business news in context, analysis with attitude

Regarding Amazon's ongoing growth, one MNB user wrote:

I appreciate the PRIME benefits, but in my opinion the real Amazon game changer is the ECHO device(s).

Retail is about LOCATION and who is closest to the consumer. (Yes, price matters too, but with no real difference, then its about LOCATION and SERVICE.) Echo is the second closest you can get to the consumer.  The mobile smart phone is the closest.





Responding to Michael Sansolo's column last week about weak links in the supply chain - specifically how product moves around the country - one MNB user wrote:

My company ships frozen seafood from Norway. We deliver full containers to the port of Portland, Maine and Elizabeth, NJ.

We can ship containers from Rotterdam,  Netherlands to NJ in 6 days. It takes 5 to 6 days to get that freight from NJ to Boston.

Due to the lack of drivers. This is a complex problem.





We had an email the other day from an MNB reader who got an Amazon package delivered by a non-traditional delivery person.
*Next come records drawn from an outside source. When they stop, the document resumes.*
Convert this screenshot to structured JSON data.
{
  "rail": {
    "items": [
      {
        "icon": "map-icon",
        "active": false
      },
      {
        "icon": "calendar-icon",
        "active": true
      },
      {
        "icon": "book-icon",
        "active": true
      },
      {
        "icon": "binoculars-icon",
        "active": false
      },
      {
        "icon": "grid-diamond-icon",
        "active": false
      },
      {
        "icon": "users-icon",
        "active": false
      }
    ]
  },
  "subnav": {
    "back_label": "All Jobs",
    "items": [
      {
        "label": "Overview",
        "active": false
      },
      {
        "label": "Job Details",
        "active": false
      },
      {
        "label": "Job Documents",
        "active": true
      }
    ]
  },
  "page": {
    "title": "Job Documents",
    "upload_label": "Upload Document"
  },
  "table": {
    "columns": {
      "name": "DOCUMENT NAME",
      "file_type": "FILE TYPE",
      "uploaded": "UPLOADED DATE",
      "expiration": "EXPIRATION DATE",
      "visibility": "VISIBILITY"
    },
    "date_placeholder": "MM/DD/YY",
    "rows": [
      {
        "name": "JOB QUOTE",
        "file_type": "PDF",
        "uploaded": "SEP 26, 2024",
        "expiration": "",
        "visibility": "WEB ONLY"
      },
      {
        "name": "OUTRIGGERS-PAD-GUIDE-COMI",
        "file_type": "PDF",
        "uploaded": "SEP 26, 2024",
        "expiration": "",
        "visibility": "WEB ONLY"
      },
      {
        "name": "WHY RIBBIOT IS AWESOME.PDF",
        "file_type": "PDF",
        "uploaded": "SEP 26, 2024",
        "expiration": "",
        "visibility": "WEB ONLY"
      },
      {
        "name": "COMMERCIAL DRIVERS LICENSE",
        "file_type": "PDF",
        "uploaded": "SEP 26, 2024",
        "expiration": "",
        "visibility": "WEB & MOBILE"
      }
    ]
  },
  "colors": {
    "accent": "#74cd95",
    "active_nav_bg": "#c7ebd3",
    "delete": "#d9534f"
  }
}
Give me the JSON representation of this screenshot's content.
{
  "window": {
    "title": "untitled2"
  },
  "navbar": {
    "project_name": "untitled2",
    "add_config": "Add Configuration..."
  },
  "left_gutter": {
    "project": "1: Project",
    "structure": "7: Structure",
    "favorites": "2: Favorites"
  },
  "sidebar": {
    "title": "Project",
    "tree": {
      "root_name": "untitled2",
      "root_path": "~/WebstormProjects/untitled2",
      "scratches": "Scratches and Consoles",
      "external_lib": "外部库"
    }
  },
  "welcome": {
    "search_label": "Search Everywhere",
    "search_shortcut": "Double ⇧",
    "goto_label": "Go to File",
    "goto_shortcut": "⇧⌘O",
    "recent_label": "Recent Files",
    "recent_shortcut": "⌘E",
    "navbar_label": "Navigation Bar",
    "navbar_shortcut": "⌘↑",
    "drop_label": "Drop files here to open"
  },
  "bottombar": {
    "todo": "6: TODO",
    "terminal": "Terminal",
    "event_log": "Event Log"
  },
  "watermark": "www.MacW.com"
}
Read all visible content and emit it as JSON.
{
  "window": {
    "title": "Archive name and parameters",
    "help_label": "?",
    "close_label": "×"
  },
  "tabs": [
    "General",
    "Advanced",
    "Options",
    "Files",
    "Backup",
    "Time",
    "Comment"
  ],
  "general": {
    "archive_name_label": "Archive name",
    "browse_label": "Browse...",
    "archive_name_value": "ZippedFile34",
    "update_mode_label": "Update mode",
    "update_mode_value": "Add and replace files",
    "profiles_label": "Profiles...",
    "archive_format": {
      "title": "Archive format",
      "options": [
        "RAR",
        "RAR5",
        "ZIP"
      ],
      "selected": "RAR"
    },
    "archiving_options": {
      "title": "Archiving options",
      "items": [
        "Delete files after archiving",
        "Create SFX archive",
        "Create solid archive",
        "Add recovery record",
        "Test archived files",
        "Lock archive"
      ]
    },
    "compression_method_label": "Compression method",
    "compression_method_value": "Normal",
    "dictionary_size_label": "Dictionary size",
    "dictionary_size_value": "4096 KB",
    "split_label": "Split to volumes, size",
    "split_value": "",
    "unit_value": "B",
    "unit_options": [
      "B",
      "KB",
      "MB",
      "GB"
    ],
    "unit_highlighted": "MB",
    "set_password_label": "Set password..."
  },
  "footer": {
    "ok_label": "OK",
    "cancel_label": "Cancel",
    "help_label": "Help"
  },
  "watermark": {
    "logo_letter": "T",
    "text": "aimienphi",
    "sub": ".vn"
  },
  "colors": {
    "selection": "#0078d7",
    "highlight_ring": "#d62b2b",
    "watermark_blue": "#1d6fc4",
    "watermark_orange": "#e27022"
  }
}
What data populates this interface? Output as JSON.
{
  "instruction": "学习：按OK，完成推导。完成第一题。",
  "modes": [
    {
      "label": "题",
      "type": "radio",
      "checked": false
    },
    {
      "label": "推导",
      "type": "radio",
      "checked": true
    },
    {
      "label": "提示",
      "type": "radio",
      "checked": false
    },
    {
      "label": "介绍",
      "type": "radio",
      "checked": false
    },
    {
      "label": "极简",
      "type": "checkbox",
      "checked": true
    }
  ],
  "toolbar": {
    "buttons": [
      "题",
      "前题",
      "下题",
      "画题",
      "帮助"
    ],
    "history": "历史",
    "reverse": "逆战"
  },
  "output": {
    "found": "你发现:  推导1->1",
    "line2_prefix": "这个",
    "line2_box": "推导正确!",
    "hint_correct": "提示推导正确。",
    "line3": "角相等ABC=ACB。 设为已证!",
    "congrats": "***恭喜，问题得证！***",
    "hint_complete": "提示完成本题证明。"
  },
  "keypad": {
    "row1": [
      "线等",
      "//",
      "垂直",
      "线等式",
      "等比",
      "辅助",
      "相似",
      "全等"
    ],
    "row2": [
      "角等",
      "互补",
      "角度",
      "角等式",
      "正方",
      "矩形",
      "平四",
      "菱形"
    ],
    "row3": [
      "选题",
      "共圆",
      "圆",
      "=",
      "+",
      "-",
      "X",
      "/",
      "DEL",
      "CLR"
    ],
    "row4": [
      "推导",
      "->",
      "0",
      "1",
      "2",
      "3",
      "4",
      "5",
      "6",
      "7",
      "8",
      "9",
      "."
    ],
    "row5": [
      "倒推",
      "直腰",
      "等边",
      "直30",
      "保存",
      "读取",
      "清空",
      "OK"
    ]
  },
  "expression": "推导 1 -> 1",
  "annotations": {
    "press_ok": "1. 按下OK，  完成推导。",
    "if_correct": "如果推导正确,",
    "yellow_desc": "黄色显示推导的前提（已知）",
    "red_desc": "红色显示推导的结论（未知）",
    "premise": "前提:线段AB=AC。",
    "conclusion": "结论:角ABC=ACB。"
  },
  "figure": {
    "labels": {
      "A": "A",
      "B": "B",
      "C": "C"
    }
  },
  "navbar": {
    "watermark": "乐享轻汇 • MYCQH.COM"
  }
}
Prompting another MNB reader to write:

I read the comment about the person experiencing the non UPS driver delivering their package and we had a similar experience earlier this year.  I was a bit put off by it as well since we live on a private drive and had this person drive back in a regular car.  In this instance it was an Uber driver they were using and did not have any readily available ID hanging from their shirt, so I was a bit taken back.  The gentleman in question was friendly enough but I’m with this reader, Amazon needs to notify the end user if they are in fact not using the conventional delivery means we’ve become accustomed to.

And from another reader:

I had my own personal experience with Amazon delivery the other day.  Was walking the dog and had a small hatchback speeding somewhat erratically down my 25 mph street.  The 20 something was looking at his phone instead of the street and then took a sharp right driving through a neighbors lawn.  He then went into a driveway, backed out and drove up to me as if he was lost.  When he stopped I noticed a significant number of Amazon boxes in the back of what was clearly his personal vehicle.  I asked if he was having an issue or needed help and and he said no and drove off down the street where he dropped off a package.  It was both odd and concerning if this is the future of package delivery.




And, regarding shopping habits over the Thanksgiving weekend, MNB reader Dan Jones wrote:

Cyber Monday was relevant when high speed internet access was only available at the office.  Now that high speed access is ubiquitous the import of Cyber Monday has declined.  Now every day is Cyber Day.

From another reader:

Did you notice no major websites went down on Cyber Monday/black Friday??? Looks like the tech guys caught up to and figured out how to deal with demand on busy days.
KC's View: